*Exercise*: Pictures aside, return all of the records exactly as they stand.

"""

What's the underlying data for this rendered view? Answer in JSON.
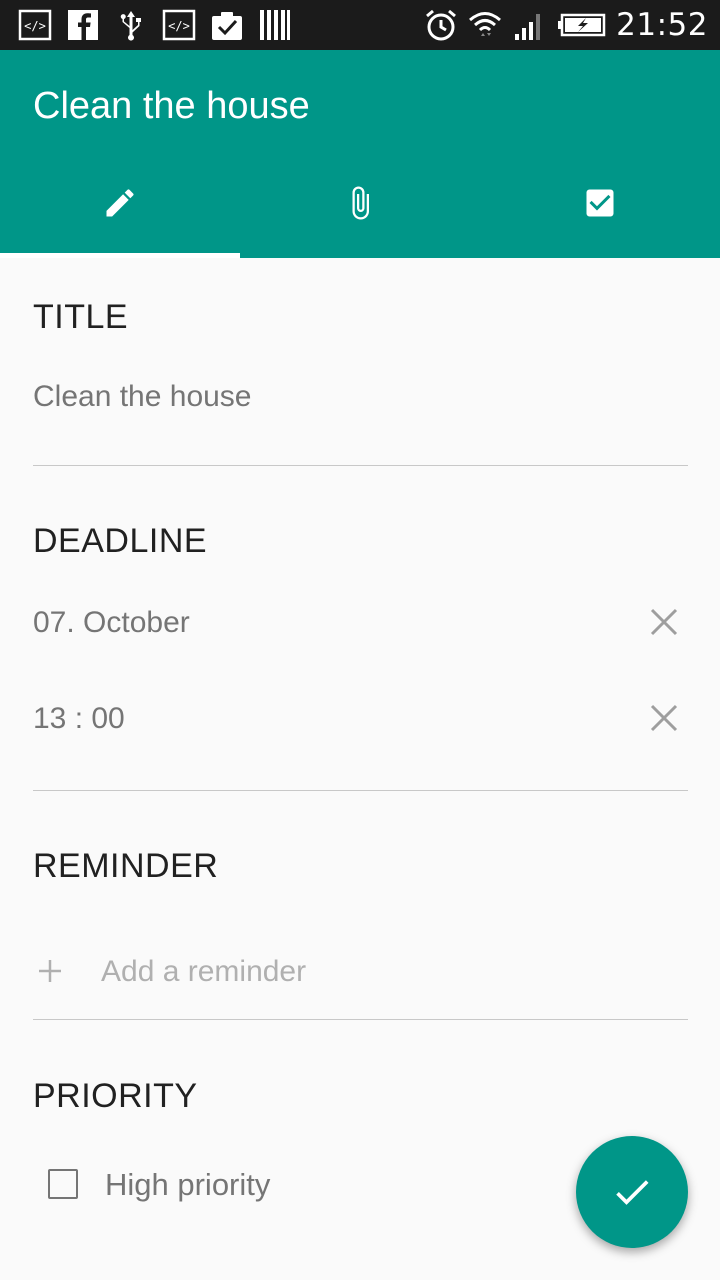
{
  "status_bar": {
    "time": "21:52",
    "left_icons": [
      "code-icon",
      "facebook-icon",
      "usb-icon",
      "code-icon",
      "clipboard-check-icon",
      "barcode-icon"
    ],
    "right_icons": [
      "alarm-icon",
      "wifi-icon",
      "signal-icon",
      "battery-charging-icon"
    ]
  },
  "app_bar": {
    "title": "Clean the house",
    "tabs": [
      {
        "icon": "pencil-icon",
        "active": true
      },
      {
        "icon": "paperclip-icon",
        "active": false
      },
      {
        "icon": "checkbox-icon",
        "active": false
      }
    ],
    "color": "#009688"
  },
  "form": {
    "title_section": {
      "header": "TITLE",
      "value": "Clean the house"
    },
    "deadline_section": {
      "header": "DEADLINE",
      "date": "07. October",
      "time": "13 : 00"
    },
    "reminder_section": {
      "header": "REMINDER",
      "add_label": "Add a reminder"
    },
    "priority_section": {
      "header": "PRIORITY",
      "checkbox_label": "High priority",
      "checked": false
    }
  },
  "fab": {
    "icon": "check-icon"
  }
}
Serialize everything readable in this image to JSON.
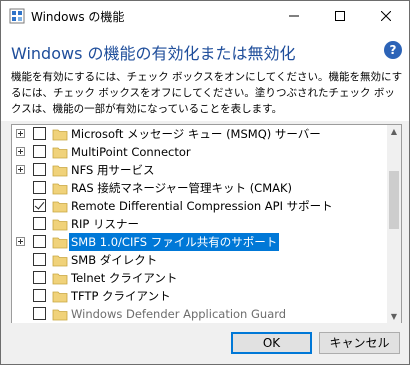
{
  "window": {
    "title": "Windows の機能",
    "minimize_glyph": "—",
    "maximize_glyph": "☐",
    "close_glyph": "✕"
  },
  "header": {
    "heading": "Windows の機能の有効化または無効化",
    "help_label": "?",
    "description": "機能を有効にするには、チェック ボックスをオンにしてください。機能を無効にするには、チェック ボックスをオフにしてください。塗りつぶされたチェック ボックスは、機能の一部が有効になっていることを表します。"
  },
  "features": [
    {
      "label": "Microsoft メッセージ キュー (MSMQ) サーバー",
      "expandable": true,
      "checked": false
    },
    {
      "label": "MultiPoint Connector",
      "expandable": true,
      "checked": false
    },
    {
      "label": "NFS 用サービス",
      "expandable": true,
      "checked": false
    },
    {
      "label": "RAS 接続マネージャー管理キット (CMAK)",
      "expandable": false,
      "checked": false
    },
    {
      "label": "Remote Differential Compression API サポート",
      "expandable": false,
      "checked": true
    },
    {
      "label": "RIP リスナー",
      "expandable": false,
      "checked": false
    },
    {
      "label": "SMB 1.0/CIFS ファイル共有のサポート",
      "expandable": true,
      "checked": false,
      "selected": true
    },
    {
      "label": "SMB ダイレクト",
      "expandable": false,
      "checked": false
    },
    {
      "label": "Telnet クライアント",
      "expandable": false,
      "checked": false
    },
    {
      "label": "TFTP クライアント",
      "expandable": false,
      "checked": false
    },
    {
      "label": "Windows Defender Application Guard",
      "expandable": false,
      "checked": false,
      "dimmed": true
    }
  ],
  "buttons": {
    "ok": "OK",
    "cancel": "キャンセル"
  },
  "colors": {
    "accent": "#0078d7",
    "heading": "#1f4e9b",
    "folder": "#f0d27a",
    "help": "#2c63b7"
  },
  "icons": {
    "expand": "plus-expander-icon",
    "folder": "folder-icon",
    "check": "checkmark-icon",
    "help": "question-mark-icon"
  }
}
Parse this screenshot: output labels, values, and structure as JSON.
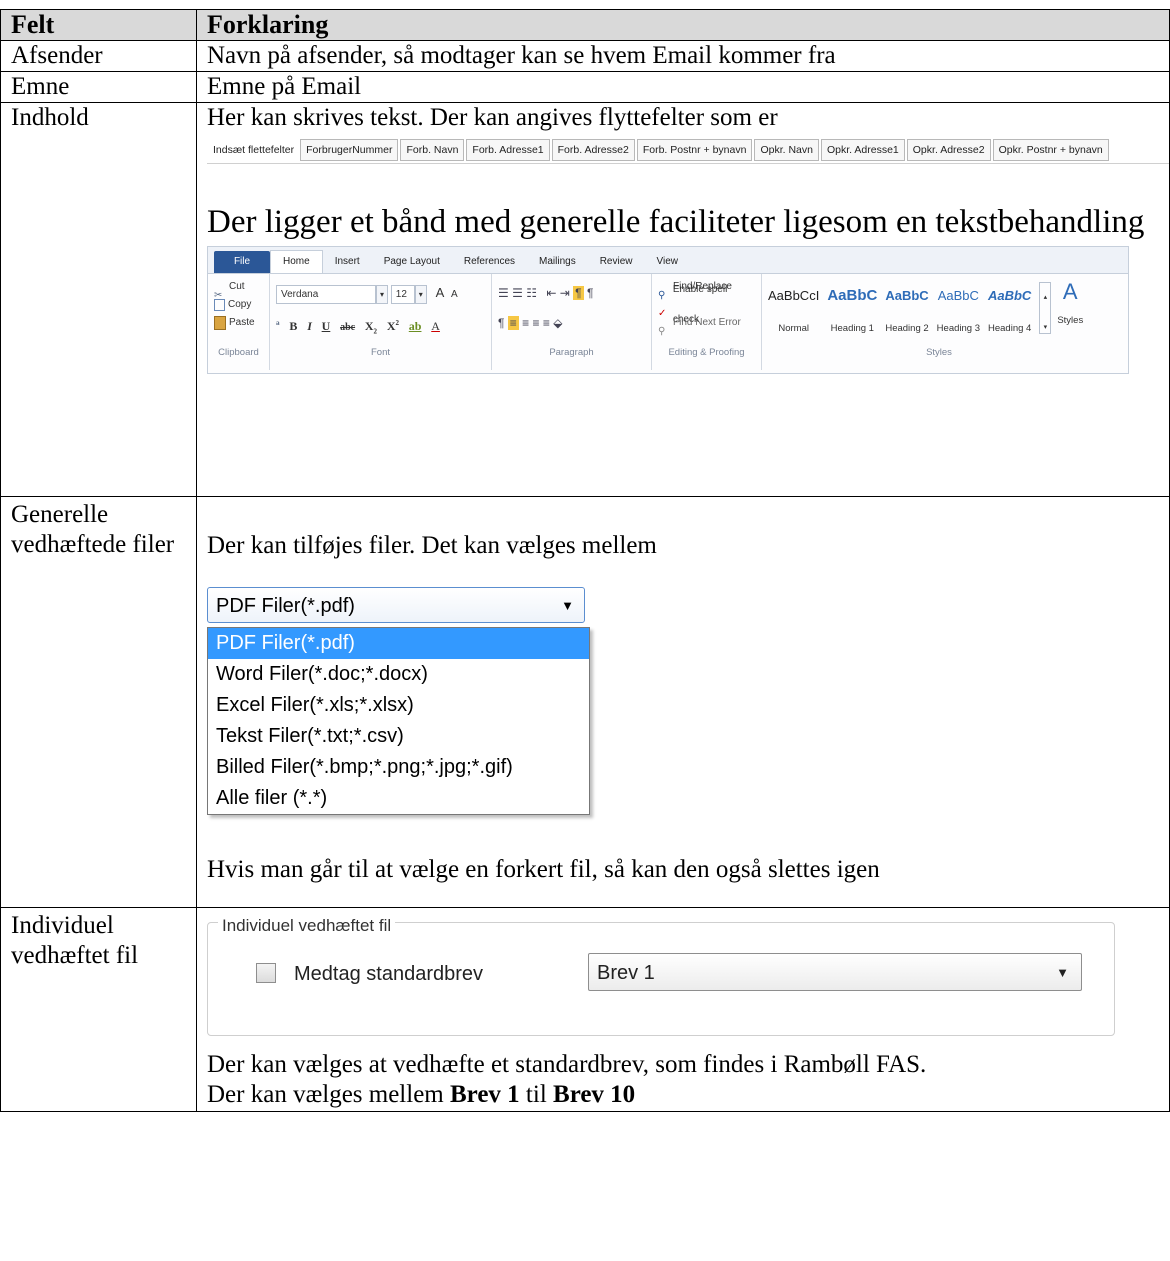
{
  "table": {
    "headers": {
      "felt": "Felt",
      "forklaring": "Forklaring"
    },
    "rows": {
      "afsender": {
        "felt": "Afsender",
        "forklaring": "Navn på afsender, så modtager kan se hvem Email kommer fra"
      },
      "emne": {
        "felt": "Emne",
        "forklaring": "Emne på Email"
      },
      "indhold": {
        "felt": "Indhold",
        "text1": "Her kan skrives tekst. Der kan angives flyttefelter som er",
        "mergebar": {
          "label": "Indsæt flettefelter",
          "fields": [
            "ForbrugerNummer",
            "Forb. Navn",
            "Forb. Adresse1",
            "Forb. Adresse2",
            "Forb. Postnr + bynavn",
            "Opkr. Navn",
            "Opkr. Adresse1",
            "Opkr. Adresse2",
            "Opkr. Postnr + bynavn"
          ]
        },
        "text2": "Der ligger et bånd med generelle faciliteter ligesom en tekstbehandling",
        "ribbon": {
          "tabs": [
            "File",
            "Home",
            "Insert",
            "Page Layout",
            "References",
            "Mailings",
            "Review",
            "View"
          ],
          "clipboard": {
            "cut": "Cut",
            "copy": "Copy",
            "paste": "Paste",
            "name": "Clipboard"
          },
          "font": {
            "family": "Verdana",
            "size": "12",
            "grow": "A",
            "shrink": "A",
            "name": "Font"
          },
          "paragraph": {
            "name": "Paragraph"
          },
          "editing": {
            "find": "Find/Replace",
            "spell": "Enable spell check",
            "next": "Find Next Error",
            "name": "Editing & Proofing"
          },
          "styles": {
            "items": [
              {
                "sample": "AaBbCcI",
                "caption": "Normal"
              },
              {
                "sample": "AaBbC",
                "caption": "Heading 1"
              },
              {
                "sample": "AaBbC",
                "caption": "Heading 2"
              },
              {
                "sample": "AaBbC",
                "caption": "Heading 3"
              },
              {
                "sample": "AaBbC",
                "caption": "Heading 4"
              }
            ],
            "button": "Styles",
            "name": "Styles"
          }
        }
      },
      "vedhaeftede": {
        "felt": "Generelle vedhæftede filer",
        "text1": "Der kan tilføjes filer. Det kan vælges mellem",
        "combo_value": "PDF Filer(*.pdf)",
        "options": [
          "PDF Filer(*.pdf)",
          "Word Filer(*.doc;*.docx)",
          "Excel Filer(*.xls;*.xlsx)",
          "Tekst Filer(*.txt;*.csv)",
          "Billed Filer(*.bmp;*.png;*.jpg;*.gif)",
          "Alle filer (*.*)"
        ],
        "text2": "Hvis man går til at vælge en forkert fil, så kan den også slettes igen"
      },
      "individuel": {
        "felt": "Individuel vedhæftet fil",
        "group_legend": "Individuel vedhæftet fil",
        "checkbox_label": "Medtag standardbrev",
        "select_value": "Brev 1",
        "text1": "Der kan vælges at vedhæfte et standardbrev, som findes i Rambøll FAS.",
        "text2_a": "Der kan vælges mellem ",
        "text2_b": "Brev 1",
        "text2_c": " til ",
        "text2_d": "Brev 10"
      }
    }
  }
}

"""

*Task solution*:
What's the underlying data for this rendered view? Answer in JSON.
{
  "status_bar": {
    "time": "21:52",
    "left_icons": [
      "code-icon",
      "facebook-icon",
      "usb-icon",
      "code-icon",
      "clipboard-check-icon",
      "barcode-icon"
    ],
    "right_icons": [
      "alarm-icon",
      "wifi-icon",
      "signal-icon",
      "battery-charging-icon"
    ]
  },
  "app_bar": {
    "title": "Clean the house",
    "tabs": [
      {
        "icon": "pencil-icon",
        "active": true
      },
      {
        "icon": "paperclip-icon",
        "active": false
      },
      {
        "icon": "checkbox-icon",
        "active": false
      }
    ],
    "color": "#009688"
  },
  "form": {
    "title_section": {
      "header": "TITLE",
      "value": "Clean the house"
    },
    "deadline_section": {
      "header": "DEADLINE",
      "date": "07. October",
      "time": "13 : 00"
    },
    "reminder_section": {
      "header": "REMINDER",
      "add_label": "Add a reminder"
    },
    "priority_section": {
      "header": "PRIORITY",
      "checkbox_label": "High priority",
      "checked": false
    }
  },
  "fab": {
    "icon": "check-icon"
  }
}
Serialize everything readable in this image to JSON.
{
  "window": {
    "title": "Windows の機能",
    "minimize_glyph": "—",
    "maximize_glyph": "☐",
    "close_glyph": "✕"
  },
  "header": {
    "heading": "Windows の機能の有効化または無効化",
    "help_label": "?",
    "description": "機能を有効にするには、チェック ボックスをオンにしてください。機能を無効にするには、チェック ボックスをオフにしてください。塗りつぶされたチェック ボックスは、機能の一部が有効になっていることを表します。"
  },
  "features": [
    {
      "label": "Microsoft メッセージ キュー (MSMQ) サーバー",
      "expandable": true,
      "checked": false
    },
    {
      "label": "MultiPoint Connector",
      "expandable": true,
      "checked": false
    },
    {
      "label": "NFS 用サービス",
      "expandable": true,
      "checked": false
    },
    {
      "label": "RAS 接続マネージャー管理キット (CMAK)",
      "expandable": false,
      "checked": false
    },
    {
      "label": "Remote Differential Compression API サポート",
      "expandable": false,
      "checked": true
    },
    {
      "label": "RIP リスナー",
      "expandable": false,
      "checked": false
    },
    {
      "label": "SMB 1.0/CIFS ファイル共有のサポート",
      "expandable": true,
      "checked": false,
      "selected": true
    },
    {
      "label": "SMB ダイレクト",
      "expandable": false,
      "checked": false
    },
    {
      "label": "Telnet クライアント",
      "expandable": false,
      "checked": false
    },
    {
      "label": "TFTP クライアント",
      "expandable": false,
      "checked": false
    },
    {
      "label": "Windows Defender Application Guard",
      "expandable": false,
      "checked": false,
      "dimmed": true
    }
  ],
  "buttons": {
    "ok": "OK",
    "cancel": "キャンセル"
  },
  "colors": {
    "accent": "#0078d7",
    "heading": "#1f4e9b",
    "folder": "#f0d27a",
    "help": "#2c63b7"
  },
  "icons": {
    "expand": "plus-expander-icon",
    "folder": "folder-icon",
    "check": "checkmark-icon",
    "help": "question-mark-icon"
  }
}
Parse this screenshot: output labels, values, and structure as JSON.
{
  "table": {
    "headers": {
      "felt": "Felt",
      "forklaring": "Forklaring"
    },
    "rows": {
      "afsender": {
        "felt": "Afsender",
        "forklaring": "Navn på afsender, så modtager kan se hvem Email kommer fra"
      },
      "emne": {
        "felt": "Emne",
        "forklaring": "Emne på Email"
      },
      "indhold": {
        "felt": "Indhold",
        "text1": "Her kan skrives tekst. Der kan angives flyttefelter som er",
        "mergebar": {
          "label": "Indsæt flettefelter",
          "fields": [
            "ForbrugerNummer",
            "Forb. Navn",
            "Forb. Adresse1",
            "Forb. Adresse2",
            "Forb. Postnr + bynavn",
            "Opkr. Navn",
            "Opkr. Adresse1",
            "Opkr. Adresse2",
            "Opkr. Postnr + bynavn"
          ]
        },
        "text2": "Der ligger et bånd med generelle faciliteter ligesom en tekstbehandling",
        "ribbon": {
          "tabs": [
            "File",
            "Home",
            "Insert",
            "Page Layout",
            "References",
            "Mailings",
            "Review",
            "View"
          ],
          "clipboard": {
            "cut": "Cut",
            "copy": "Copy",
            "paste": "Paste",
            "name": "Clipboard"
          },
          "font": {
            "family": "Verdana",
            "size": "12",
            "grow": "A",
            "shrink": "A",
            "name": "Font"
          },
          "paragraph": {
            "name": "Paragraph"
          },
          "editing": {
            "find": "Find/Replace",
            "spell": "Enable spell check",
            "next": "Find Next Error",
            "name": "Editing & Proofing"
          },
          "styles": {
            "items": [
              {
                "sample": "AaBbCcI",
                "caption": "Normal"
              },
              {
                "sample": "AaBbC",
                "caption": "Heading 1"
              },
              {
                "sample": "AaBbC",
                "caption": "Heading 2"
              },
              {
                "sample": "AaBbC",
                "caption": "Heading 3"
              },
              {
                "sample": "AaBbC",
                "caption": "Heading 4"
              }
            ],
            "button": "Styles",
            "name": "Styles"
          }
        }
      },
      "vedhaeftede": {
        "felt": "Generelle vedhæftede filer",
        "text1": "Der kan tilføjes filer. Det kan vælges mellem",
        "combo_value": "PDF Filer(*.pdf)",
        "options": [
          "PDF Filer(*.pdf)",
          "Word Filer(*.doc;*.docx)",
          "Excel Filer(*.xls;*.xlsx)",
          "Tekst Filer(*.txt;*.csv)",
          "Billed Filer(*.bmp;*.png;*.jpg;*.gif)",
          "Alle filer (*.*)"
        ],
        "text2": "Hvis man går til at vælge en forkert fil, så kan den også slettes igen"
      },
      "individuel": {
        "felt": "Individuel vedhæftet fil",
        "group_legend": "Individuel vedhæftet fil",
        "checkbox_label": "Medtag standardbrev",
        "select_value": "Brev 1",
        "text1": "Der kan vælges at vedhæfte et standardbrev, som findes i Rambøll FAS.",
        "text2_a": "Der kan vælges mellem ",
        "text2_b": "Brev 1",
        "text2_c": " til ",
        "text2_d": "Brev 10"
      }
    }
  }
}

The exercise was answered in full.